The short- and long-run consequences of missing out on a place at a preferred secondary school in England (with Ian Walker)
Schools vary in quality, and in England, high-performing schools tend to be oversubscribed: there are more applicants than places available. In this paper, we use nationally representative cohort data linked to administrative education records to study the long-term consequences of failing to gain admission to one's preferred secondary school in England. Our empirical strategy leverages features of the institutional setting and the literature on school choice to make a case for a selection-on-observables identifying assumption.
Failing to gain a place at a preferred school had little impact on performance in high-stakes examinations, staying on in school and university attendance, but was associated with lower income and reduced mental health in adulthood. These effects are especially pronounced in areas which deployed a manipulable assignment mechanism for school places, where we also detected detrimental effect on high-stakes examination outcomes. A potential channel is increased early engagement in risky behaviours. Our results show that schools are important in shaping more than test scores, but also that the workings of the school admission system play a fundamental role in ensuring access to good schools.
This paper assesses whether additional schooling has lasting causal effects on cognitive function and explores the role of occupation type in shaping these effects. Exploiting quasi-experimental variation from the 1972 raising of the school leaving age in England and Wales, I find that an additional year of schooling improves working memory by one- to two-thirds of a standard deviation. However, I find limited evidence for causal effects on verbal fluency and numeric ability. Staying on at school also reduces the probability of entering a manual or routine occupation. Results from a causal mediation analysis show that, in line with other studies, the occupation channel can explain up to about one-fifth of schooling’s effects on memory. These figures are very imprecisely estimated. While remaining agnostic about the role of occupation, I conclude that basic education causally improves an important component of cognitive function in older ages.

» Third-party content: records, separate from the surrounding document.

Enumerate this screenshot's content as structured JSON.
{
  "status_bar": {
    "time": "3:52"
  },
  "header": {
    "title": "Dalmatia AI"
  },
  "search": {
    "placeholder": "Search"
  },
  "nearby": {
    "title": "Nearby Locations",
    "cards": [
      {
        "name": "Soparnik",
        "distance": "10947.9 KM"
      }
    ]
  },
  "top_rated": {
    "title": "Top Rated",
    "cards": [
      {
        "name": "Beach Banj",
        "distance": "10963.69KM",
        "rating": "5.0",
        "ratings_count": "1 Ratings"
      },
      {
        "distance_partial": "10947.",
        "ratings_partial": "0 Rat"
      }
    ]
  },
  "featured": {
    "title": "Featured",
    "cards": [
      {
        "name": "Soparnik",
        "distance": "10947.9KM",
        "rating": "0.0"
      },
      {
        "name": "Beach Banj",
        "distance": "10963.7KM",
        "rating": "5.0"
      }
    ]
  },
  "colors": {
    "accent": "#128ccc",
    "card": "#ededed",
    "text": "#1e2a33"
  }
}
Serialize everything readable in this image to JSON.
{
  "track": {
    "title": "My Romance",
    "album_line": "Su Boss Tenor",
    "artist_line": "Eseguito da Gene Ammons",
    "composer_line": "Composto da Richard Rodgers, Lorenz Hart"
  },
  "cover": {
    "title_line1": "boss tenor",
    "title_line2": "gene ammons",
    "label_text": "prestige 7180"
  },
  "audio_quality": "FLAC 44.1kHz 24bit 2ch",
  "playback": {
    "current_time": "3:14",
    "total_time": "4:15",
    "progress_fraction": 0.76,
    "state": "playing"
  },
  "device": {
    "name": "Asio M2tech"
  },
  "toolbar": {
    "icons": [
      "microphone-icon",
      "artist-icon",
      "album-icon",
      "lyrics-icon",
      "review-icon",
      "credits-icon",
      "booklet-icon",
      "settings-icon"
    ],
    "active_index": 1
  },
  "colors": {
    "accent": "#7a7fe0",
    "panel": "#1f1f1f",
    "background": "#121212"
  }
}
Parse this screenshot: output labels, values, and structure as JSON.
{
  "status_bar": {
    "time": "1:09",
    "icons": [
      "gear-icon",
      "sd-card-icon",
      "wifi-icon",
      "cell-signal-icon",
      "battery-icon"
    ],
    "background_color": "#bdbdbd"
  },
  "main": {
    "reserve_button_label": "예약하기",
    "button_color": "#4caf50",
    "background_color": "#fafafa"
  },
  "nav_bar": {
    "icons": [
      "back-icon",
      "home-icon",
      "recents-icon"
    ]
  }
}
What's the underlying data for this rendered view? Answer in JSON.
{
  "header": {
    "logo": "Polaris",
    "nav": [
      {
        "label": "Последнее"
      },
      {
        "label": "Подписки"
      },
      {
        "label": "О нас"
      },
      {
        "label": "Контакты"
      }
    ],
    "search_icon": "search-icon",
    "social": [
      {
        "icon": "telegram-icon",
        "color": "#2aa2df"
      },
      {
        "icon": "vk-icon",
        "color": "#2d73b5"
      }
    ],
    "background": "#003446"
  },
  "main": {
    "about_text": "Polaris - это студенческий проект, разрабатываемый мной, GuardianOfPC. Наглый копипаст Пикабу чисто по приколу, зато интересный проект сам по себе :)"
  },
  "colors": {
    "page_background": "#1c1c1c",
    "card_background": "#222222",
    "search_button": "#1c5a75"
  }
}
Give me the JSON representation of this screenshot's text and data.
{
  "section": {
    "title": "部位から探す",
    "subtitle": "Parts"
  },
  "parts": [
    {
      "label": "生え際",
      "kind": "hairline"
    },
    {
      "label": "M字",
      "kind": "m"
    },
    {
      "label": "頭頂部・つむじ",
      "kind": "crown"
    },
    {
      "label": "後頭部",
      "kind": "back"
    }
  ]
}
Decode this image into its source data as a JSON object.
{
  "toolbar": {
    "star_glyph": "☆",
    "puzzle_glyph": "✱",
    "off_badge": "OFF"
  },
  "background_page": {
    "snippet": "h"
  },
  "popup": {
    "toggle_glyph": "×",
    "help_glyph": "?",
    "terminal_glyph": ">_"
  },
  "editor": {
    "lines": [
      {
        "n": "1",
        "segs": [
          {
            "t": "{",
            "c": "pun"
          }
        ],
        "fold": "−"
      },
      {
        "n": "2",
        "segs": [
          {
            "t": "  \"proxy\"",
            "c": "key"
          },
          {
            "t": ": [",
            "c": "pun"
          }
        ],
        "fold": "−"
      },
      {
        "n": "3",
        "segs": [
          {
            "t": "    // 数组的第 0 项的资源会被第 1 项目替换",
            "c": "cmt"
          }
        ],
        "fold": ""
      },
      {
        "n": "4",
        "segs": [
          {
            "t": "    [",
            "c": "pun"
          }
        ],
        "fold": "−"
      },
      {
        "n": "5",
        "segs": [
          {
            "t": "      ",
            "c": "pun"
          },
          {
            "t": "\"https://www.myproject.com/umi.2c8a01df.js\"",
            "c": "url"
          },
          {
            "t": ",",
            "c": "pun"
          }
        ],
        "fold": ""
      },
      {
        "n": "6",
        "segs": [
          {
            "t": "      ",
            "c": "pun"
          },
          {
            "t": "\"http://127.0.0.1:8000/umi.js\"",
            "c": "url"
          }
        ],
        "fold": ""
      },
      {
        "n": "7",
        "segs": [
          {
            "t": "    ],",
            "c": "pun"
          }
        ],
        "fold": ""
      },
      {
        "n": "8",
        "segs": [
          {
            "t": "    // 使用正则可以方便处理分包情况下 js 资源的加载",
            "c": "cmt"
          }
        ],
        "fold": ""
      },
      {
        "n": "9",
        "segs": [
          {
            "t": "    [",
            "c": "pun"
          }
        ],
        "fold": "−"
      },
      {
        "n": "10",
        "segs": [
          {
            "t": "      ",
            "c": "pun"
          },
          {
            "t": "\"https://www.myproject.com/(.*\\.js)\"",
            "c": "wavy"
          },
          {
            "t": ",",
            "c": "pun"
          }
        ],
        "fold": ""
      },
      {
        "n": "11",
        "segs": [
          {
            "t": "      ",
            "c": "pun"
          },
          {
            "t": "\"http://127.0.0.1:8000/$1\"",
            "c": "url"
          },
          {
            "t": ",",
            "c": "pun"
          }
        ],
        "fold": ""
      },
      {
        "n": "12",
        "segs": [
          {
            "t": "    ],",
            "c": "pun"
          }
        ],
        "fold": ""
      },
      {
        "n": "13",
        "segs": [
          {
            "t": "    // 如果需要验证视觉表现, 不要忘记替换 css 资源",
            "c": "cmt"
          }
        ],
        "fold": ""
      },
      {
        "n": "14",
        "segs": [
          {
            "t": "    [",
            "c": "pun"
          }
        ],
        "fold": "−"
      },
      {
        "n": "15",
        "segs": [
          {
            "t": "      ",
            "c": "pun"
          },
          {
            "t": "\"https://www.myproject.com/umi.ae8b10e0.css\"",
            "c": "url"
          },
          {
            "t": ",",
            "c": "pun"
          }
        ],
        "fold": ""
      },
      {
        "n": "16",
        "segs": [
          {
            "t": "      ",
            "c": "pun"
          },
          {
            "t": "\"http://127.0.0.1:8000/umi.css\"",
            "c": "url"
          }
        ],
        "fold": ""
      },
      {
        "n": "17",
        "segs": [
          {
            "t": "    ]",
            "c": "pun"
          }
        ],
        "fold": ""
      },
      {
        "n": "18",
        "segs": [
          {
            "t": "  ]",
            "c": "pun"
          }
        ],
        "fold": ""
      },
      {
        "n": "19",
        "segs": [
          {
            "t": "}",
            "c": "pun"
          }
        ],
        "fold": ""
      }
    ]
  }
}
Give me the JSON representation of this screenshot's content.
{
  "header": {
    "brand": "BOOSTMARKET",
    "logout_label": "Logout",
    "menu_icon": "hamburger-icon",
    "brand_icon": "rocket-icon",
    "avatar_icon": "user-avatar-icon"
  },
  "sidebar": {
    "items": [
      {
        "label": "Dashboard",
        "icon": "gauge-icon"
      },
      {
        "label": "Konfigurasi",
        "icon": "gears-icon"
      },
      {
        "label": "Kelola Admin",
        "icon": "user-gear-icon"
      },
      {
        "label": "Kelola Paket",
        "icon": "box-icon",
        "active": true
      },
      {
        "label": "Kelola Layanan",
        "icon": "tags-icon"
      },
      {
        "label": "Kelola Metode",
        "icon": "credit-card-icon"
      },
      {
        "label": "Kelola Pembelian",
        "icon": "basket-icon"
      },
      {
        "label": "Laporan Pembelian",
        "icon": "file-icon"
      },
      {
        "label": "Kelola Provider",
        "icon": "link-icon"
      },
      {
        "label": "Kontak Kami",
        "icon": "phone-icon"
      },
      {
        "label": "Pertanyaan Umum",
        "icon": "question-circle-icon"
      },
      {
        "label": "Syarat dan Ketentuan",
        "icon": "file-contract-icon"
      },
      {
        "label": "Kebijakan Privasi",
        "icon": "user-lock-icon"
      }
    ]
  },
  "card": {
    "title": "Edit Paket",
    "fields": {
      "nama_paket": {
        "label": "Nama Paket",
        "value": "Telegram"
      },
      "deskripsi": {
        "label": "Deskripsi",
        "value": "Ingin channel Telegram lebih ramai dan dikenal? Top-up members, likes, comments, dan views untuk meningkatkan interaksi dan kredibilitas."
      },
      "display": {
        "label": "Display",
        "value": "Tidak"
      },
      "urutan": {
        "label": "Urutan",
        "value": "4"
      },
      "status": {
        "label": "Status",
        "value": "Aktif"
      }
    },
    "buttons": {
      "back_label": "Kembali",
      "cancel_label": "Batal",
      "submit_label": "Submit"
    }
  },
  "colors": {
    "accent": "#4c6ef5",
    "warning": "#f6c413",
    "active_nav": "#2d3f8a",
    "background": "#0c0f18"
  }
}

Adolescent school bullying victimisation and later life outcomes (with Colm Harmon, Silvia Mendolia, Anita Staneva and Ian Walker)
Working paper version March 2019: https://hceconomics.uchicago.edu/research/working-paper/causal-effects-adolescent-school-bullying-victimisation-later-life-outcomes
We use a cohort of recent English adolescents to analyse the long-term effects of having been bullied in junior high school. The data contain self-reports of five types of bullying, and their intensity, for three waves of the data – up to the minimum school leaving age. We examine a variety of outcomes, including educational achievements, obtained from matching administrative data, and earnings at age 25. Employing a variety of estimation strategies, we show a pattern of results which strongly suggests there are important long run effects on victims – stronger than correlation analysis would otherwise suggest.
Do parents respond to their child missing out on a place at a preferred school?
This study documents parental responses to a perceived shock to public investments in their child’s schooling: missing out on a place at their first-choice primary school. In England and Wales, not all families are allocated a place at their first-choice school because popular schools are oversubscribed. This paper uses inverse-probability-weighted-regression to compare families with similar preferences over schools, admission probability, and socio-economic characteristics—yet one gains a place at their preferred school, and one misses out. When the pupils are aged 7 years, the analyses fail to detect evidence for differential parental investments either through helping with homework or private tuition. At age 11 years, when families are preparing for secondary school, parents of children who missed out on a place spend less time helping with homework (although this is not statistically significant). However, private tuition and music lessons are significantly increased.